½ cup water
4 boneless skinless chicken breasts, trimmed and pounded to ½” thickness
1 cup fresh baby spinach
½ cup light coconut milk
1 tablespoon minced fresh cilantro
Preheat oven to 400°F. Cut squash in half and rub all over with 1 tablespoon olive oil. Sprinkle liberally with salt and pepper. Place flesh side down on baking sheet. Roast for 25 minutes; remove from oven and set aside to cool.
Pulse canned tomatoes with juice in a food processor until smooth.
Heat remaining 3 tablespoons olive oil in a large skillet over medium heat until shimmering. Add the curry powder and garam masala and cook, stirring constantly, until fragrant, about 10 seconds. Add the onion, red bell pepper, and ½ tablespoon salt; cook until vegetables are softened, about 5 minutes. Stir in the garlic, ginger, jalapeno and tomato paste and cook, stirring occasionally, for 2 minutes.

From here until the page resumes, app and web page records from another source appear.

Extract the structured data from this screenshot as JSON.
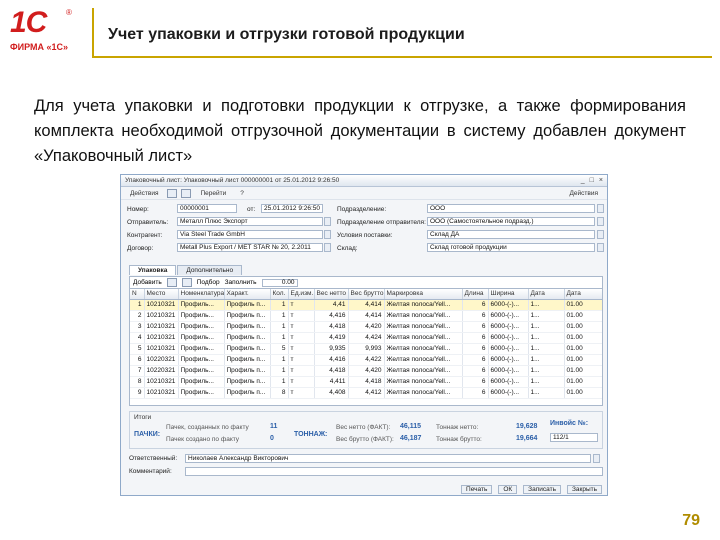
{
  "logo": {
    "mark": "1С",
    "reg": "®",
    "firm": "ФИРМА «1С»"
  },
  "slide": {
    "title": "Учет упаковки и отгрузки готовой продукции",
    "description": "Для учета упаковки и подготовки продукции к отгрузке, а также формирования комплекта необходимой отгрузочной документации в систему добавлен документ «Упаковочный лист»",
    "page_number": "79"
  },
  "window": {
    "title": "Упаковочный лист: Упаковочный лист 000000001 от 25.01.2012 9:26:50",
    "toolbar": {
      "actions": "Действия",
      "go": "Перейти",
      "help": "?",
      "right": "Действия"
    },
    "form": {
      "number_label": "Номер:",
      "number_value": "00000001",
      "date_label": "от:",
      "date_value": "25.01.2012 9:26:50",
      "division_label": "Подразделение:",
      "division_value": "ООО",
      "sender_label": "Отправитель:",
      "sender_value": "Металл Плюс Экспорт",
      "resp_label": "Подразделение отправителя:",
      "resp_value": "ООО (Самостоятельное подразд.)",
      "contractor_label": "Контрагент:",
      "contractor_value": "Via Steel Trade GmbH",
      "delivery_label": "Условия поставки:",
      "delivery_value": "Склад ДА",
      "contract_label": "Договор:",
      "contract_value": "Metall Plus Export / MET STAR № 20, 2.2011",
      "warehouse_label": "Склад:",
      "warehouse_value": "Склад готовой продукции"
    },
    "tabs": [
      "Упаковка",
      "Дополнительно"
    ],
    "table_toolbar": {
      "add": "Добавить",
      "pick": "Подбор",
      "fill": "Заполнить",
      "qty": "0.00"
    },
    "columns": [
      "N",
      "Место",
      "Номенклатура",
      "Характ.",
      "Кол.",
      "Ед.изм.",
      "Вес нетто",
      "Вес брутто",
      "Маркировка",
      "Длина",
      "Ширина",
      "Дата",
      "Дата"
    ],
    "rows": [
      [
        "1",
        "10210321",
        "Профиль...",
        "Профиль п...",
        "1",
        "т",
        "4,41",
        "4,414",
        "Желтая полоса/Yell...",
        "6",
        "6000-(-)...",
        "1...",
        "01.00"
      ],
      [
        "2",
        "10210321",
        "Профиль...",
        "Профиль п...",
        "1",
        "т",
        "4,416",
        "4,414",
        "Желтая полоса/Yell...",
        "6",
        "6000-(-)...",
        "1...",
        "01.00"
      ],
      [
        "3",
        "10210321",
        "Профиль...",
        "Профиль п...",
        "1",
        "т",
        "4,418",
        "4,420",
        "Желтая полоса/Yell...",
        "6",
        "6000-(-)...",
        "1...",
        "01.00"
      ],
      [
        "4",
        "10210321",
        "Профиль...",
        "Профиль п...",
        "1",
        "т",
        "4,419",
        "4,424",
        "Желтая полоса/Yell...",
        "6",
        "6000-(-)...",
        "1...",
        "01.00"
      ],
      [
        "5",
        "10210321",
        "Профиль...",
        "Профиль п...",
        "5",
        "т",
        "9,935",
        "9,993",
        "Желтая полоса/Yell...",
        "6",
        "6000-(-)...",
        "1...",
        "01.00"
      ],
      [
        "6",
        "10220321",
        "Профиль...",
        "Профиль п...",
        "1",
        "т",
        "4,416",
        "4,422",
        "Желтая полоса/Yell...",
        "6",
        "6000-(-)...",
        "1...",
        "01.00"
      ],
      [
        "7",
        "10220321",
        "Профиль...",
        "Профиль п...",
        "1",
        "т",
        "4,418",
        "4,420",
        "Желтая полоса/Yell...",
        "6",
        "6000-(-)...",
        "1...",
        "01.00"
      ],
      [
        "8",
        "10210321",
        "Профиль...",
        "Профиль п...",
        "1",
        "т",
        "4,411",
        "4,418",
        "Желтая полоса/Yell...",
        "6",
        "6000-(-)...",
        "1...",
        "01.00"
      ],
      [
        "9",
        "10210321",
        "Профиль...",
        "Профиль п...",
        "8",
        "т",
        "4,408",
        "4,412",
        "Желтая полоса/Yell...",
        "6",
        "6000-(-)...",
        "1...",
        "01.00"
      ]
    ],
    "totals": {
      "caption": "Итоги",
      "packs_label": "ПАЧКИ:",
      "packs_line1": "Пачек, созданных по факту",
      "packs_val1": "11",
      "packs_line2": "Пачек создано по факту",
      "packs_val2": "0",
      "tonnage_label": "ТОННАЖ:",
      "net_label": "Вес нетто (ФАКТ):",
      "net_value": "46,115",
      "gross_label": "Вес брутто (ФАКТ):",
      "gross_value": "46,187",
      "net_contract_label": "Тоннаж нетто:",
      "net_contract_value": "19,628",
      "gross_contract_label": "Тоннаж брутто:",
      "gross_contract_value": "19,664",
      "invoice_label": "Инвойс №:",
      "invoice_value": "112/1"
    },
    "responsible_label": "Ответственный:",
    "responsible_value": "Николаев Александр Викторович",
    "comment_label": "Комментарий:",
    "buttons": {
      "print": "Печать",
      "ok": "ОК",
      "write": "Записать",
      "close": "Закрыть"
    }
  }
}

Stir in the liquefied tomatoes and water, scraping up any browned bits at the bottom of the pan. Nestle chicken breasts into the liquid and bring to a simmer. Cover, reduce the heat to medium-low, and cook until the chicken registers 160 degrees on an instant-read thermometer, 12 to 18 minutes, flipping the chicken halfway through.
Peel away the skin of the squash and cut flesh into ½” chunks. Transfer the cooked chicken to a cutting board. When cool enough to handle, use 2 forks to shred the meat into bit size pieces.
Return the chicken and any accumulated juice to the skillet. Stir in the squash chunks and baby spinach and cook until spinach begins to wilt, about 2 minutes. Stir in coconut milk and cilantro and season with additional salt, if desired.
Serve with jasmine or basmati rice to soak up the sauce.